## GOAL OF THE EXERCISE
In the data, find the word "Descripcion" and copy out every line that has it.

## THE DATA
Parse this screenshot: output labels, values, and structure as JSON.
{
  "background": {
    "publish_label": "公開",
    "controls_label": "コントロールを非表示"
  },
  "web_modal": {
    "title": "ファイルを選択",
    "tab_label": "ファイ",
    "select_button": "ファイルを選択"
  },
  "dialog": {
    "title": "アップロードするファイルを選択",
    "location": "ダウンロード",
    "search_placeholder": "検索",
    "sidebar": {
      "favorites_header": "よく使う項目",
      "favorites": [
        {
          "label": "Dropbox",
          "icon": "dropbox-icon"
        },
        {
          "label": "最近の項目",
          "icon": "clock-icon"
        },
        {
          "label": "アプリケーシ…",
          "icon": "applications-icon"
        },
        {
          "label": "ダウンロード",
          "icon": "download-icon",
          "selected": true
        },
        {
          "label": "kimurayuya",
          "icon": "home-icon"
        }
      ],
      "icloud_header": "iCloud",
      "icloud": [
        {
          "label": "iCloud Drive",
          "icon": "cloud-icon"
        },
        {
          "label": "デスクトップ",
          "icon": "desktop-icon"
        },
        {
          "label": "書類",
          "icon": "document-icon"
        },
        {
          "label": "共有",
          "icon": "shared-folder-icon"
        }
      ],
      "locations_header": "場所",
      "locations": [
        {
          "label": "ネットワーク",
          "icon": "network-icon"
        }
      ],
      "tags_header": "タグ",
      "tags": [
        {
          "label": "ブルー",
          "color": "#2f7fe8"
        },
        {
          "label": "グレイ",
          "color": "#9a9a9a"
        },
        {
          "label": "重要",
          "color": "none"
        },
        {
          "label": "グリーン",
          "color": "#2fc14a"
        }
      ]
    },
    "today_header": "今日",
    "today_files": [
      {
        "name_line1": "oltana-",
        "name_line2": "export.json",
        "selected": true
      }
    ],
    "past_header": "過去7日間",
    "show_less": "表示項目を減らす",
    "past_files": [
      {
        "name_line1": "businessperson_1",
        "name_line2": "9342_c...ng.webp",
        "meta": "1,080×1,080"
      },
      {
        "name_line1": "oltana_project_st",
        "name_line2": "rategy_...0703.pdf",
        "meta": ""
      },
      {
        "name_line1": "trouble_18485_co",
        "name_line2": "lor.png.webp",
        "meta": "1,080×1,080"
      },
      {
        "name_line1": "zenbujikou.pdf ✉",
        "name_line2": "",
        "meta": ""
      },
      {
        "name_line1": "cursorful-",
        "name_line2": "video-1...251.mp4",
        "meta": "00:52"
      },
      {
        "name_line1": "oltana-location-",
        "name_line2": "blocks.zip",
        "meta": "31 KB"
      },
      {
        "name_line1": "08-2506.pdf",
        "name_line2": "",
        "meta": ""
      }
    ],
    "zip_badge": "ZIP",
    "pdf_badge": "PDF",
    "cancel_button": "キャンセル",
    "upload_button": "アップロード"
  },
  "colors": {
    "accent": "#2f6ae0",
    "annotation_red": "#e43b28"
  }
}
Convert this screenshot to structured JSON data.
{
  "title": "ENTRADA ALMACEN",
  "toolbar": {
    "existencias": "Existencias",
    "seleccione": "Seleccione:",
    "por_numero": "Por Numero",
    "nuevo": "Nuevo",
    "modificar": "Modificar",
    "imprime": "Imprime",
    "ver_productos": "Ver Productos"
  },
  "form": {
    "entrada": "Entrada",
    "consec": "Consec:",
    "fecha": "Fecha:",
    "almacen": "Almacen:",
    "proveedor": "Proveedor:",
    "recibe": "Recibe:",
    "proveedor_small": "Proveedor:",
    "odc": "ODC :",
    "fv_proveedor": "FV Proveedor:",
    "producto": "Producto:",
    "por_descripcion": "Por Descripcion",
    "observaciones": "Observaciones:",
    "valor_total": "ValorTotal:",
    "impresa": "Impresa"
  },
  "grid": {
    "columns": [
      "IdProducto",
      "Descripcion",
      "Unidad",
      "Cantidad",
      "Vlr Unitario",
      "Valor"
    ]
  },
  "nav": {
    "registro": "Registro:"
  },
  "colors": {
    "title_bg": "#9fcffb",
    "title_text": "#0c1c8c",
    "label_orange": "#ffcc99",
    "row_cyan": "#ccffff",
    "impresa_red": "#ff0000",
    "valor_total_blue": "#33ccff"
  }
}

## REPLY
    "por_descripcion": "Por Descripcion",
      "Descripcion",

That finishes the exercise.